Another development in the road towards cashless living, was the opening of Amazon’s flagship AmazonFresh shop in Ealing, earlier this month. It operates through customers scanning a code on their phone, that is generated through the AmazonFresh app. Then the bills are charged directly to their amazon account, bypassing the need for tills and cashiers. Sensors on shelves can detect when a product has been taken, and other technologies can tell which customers have taken which products, allowing them to be charged directly, and reducing the risk of possible theft. The store currently stocks around 10,000 different products that are delivered from warehouses that supply their AmazonFresh delivery service. Amazon is said to have 10 other sites in the UK that they plan to expand to in the coming years. Amazon already has 20 similar contactless stores operating in the US, which last year made $5.2 billion in profits.
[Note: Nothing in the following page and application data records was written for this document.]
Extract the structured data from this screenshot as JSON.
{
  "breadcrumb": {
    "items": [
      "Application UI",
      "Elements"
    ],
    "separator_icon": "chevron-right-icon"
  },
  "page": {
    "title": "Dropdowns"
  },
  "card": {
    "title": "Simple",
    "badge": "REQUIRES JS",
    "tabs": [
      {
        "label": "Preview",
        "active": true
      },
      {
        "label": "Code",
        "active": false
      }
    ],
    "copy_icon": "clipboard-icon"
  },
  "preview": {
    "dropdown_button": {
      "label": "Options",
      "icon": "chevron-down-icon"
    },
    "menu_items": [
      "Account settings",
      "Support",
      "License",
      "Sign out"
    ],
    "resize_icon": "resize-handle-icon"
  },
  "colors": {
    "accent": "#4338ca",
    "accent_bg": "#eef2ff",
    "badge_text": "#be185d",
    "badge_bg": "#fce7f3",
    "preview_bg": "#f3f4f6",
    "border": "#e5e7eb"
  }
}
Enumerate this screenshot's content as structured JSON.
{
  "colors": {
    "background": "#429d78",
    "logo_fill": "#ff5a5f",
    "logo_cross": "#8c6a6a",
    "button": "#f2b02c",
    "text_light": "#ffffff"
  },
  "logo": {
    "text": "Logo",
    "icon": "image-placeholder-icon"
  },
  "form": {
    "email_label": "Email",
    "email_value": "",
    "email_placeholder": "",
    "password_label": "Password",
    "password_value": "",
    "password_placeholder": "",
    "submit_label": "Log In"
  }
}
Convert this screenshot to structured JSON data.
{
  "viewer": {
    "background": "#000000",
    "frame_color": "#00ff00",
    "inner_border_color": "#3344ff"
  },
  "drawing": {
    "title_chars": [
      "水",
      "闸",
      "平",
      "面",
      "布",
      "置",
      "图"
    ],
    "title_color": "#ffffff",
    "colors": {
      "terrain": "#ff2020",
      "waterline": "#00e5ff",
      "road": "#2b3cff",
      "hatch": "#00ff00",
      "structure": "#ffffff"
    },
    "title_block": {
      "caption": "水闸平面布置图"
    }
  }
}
One technology that could eventually be implemented in AmazonFresh stores, and other contactless transactions, is vein scanning technology. Vein scanning is seen to be one of the most secure biometrics as it is nearly impossible to replicate someone’s veins, as they change slowly with age and can vary from hand to hand. Even identical twins don’t have the same vein patterns, which goes to show how unique they are. The technology works by an infrared camera taking a picture of your hand. The haemoglobin in your blood absorb the light, therefore your veins appear dark in the photograph. The reason why vein biometrics could be pivotal for increasing cybersecurity in the future alongside being used for payments, is because they are so secure. With the increasing ease and quality of deepfakes, the insecurity of fingerprint technologies, and the ever-growing popularity of using mobile devices for payments, (which have no spending limit). Vein scanning could replace these to become the main methods of verifying large transactions. This technology isn’t new and is used across the world for security and in hospitals, however, it yet to hit the mainstream market, as it is less accessible than finger print scanners. Within a few years though, these scanners could become common place and be used similarly to how other contactless technologies work, with your unique vein pattern being linked to your bank account. Therefore, being able to securely verify everyday payments.